▶ _Work to complete_
Search the records below for the word "right", then return every line where it appears.

▶ _Working data_

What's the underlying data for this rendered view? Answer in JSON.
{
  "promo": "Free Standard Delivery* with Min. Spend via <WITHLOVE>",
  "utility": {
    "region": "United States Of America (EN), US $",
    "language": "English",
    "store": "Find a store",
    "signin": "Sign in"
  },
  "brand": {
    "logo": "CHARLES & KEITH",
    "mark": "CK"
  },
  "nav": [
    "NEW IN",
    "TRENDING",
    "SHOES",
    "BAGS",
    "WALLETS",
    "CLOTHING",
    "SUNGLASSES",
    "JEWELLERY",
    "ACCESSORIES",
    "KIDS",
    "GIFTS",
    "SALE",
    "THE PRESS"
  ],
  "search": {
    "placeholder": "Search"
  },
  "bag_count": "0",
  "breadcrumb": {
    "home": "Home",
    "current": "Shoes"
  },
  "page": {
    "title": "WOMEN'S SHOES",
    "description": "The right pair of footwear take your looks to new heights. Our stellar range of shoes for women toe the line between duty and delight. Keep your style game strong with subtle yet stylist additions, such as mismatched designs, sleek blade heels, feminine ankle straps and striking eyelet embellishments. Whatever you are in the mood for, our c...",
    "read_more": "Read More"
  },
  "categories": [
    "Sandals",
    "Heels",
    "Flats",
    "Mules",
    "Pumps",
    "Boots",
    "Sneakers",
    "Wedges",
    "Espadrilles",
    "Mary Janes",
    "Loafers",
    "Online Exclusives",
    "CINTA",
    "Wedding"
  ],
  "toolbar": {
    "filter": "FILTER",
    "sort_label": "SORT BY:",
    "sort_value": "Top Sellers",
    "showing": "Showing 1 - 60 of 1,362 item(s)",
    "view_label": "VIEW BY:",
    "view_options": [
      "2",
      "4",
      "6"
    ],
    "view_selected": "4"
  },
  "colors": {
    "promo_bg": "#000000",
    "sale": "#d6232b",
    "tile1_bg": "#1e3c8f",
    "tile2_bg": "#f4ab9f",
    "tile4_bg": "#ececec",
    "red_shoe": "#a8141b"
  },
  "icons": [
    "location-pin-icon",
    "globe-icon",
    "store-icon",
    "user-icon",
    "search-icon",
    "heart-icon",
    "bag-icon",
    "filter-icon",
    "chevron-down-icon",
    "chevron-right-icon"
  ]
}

▶ _Expected answer_
    "description": "The right pair of footwear take your looks to new heights. Our stellar range of shoes for women toe the line between duty and delight. Keep your style game strong with subtle yet stylist additions, such as mismatched designs, sleek blade heels, feminine ankle straps and striking eyelet embellishments. Whatever you are in the mood for, our c...",
    "chevron-right-icon"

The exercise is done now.